WHAT TO DO:
Please copy out every line in the entries that includes the word "клиента".

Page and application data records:

—————

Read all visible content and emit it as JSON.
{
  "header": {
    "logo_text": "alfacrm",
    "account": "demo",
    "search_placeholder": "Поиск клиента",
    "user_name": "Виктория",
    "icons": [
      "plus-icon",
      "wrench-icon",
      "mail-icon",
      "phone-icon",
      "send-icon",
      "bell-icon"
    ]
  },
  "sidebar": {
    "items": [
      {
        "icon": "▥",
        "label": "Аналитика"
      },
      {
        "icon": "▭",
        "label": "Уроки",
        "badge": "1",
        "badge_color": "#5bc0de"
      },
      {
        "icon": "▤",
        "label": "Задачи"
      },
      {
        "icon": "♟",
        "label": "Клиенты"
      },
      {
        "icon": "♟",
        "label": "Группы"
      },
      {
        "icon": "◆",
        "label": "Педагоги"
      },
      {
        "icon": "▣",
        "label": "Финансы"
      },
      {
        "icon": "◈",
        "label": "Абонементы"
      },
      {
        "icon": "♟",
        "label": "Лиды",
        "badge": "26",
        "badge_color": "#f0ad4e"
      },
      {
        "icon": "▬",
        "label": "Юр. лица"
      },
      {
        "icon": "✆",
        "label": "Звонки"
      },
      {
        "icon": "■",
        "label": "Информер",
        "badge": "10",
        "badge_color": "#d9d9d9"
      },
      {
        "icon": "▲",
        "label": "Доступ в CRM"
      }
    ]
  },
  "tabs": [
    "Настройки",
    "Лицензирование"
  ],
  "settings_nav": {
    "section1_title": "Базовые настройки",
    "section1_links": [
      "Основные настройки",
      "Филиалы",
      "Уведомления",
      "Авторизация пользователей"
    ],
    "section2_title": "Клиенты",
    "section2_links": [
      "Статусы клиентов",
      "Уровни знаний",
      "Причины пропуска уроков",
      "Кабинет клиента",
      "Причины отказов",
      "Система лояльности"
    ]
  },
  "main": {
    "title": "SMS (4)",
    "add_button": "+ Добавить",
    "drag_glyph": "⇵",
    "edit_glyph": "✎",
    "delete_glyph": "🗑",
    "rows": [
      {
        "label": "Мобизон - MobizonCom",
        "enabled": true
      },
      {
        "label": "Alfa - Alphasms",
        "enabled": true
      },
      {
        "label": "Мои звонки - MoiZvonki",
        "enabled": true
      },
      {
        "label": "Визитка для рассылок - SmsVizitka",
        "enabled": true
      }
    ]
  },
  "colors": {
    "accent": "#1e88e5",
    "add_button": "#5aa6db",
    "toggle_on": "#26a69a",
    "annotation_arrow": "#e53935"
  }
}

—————

EXPECTED ANSWER:
    "search_placeholder": "Поиск клиента",
      "Кабинет клиента",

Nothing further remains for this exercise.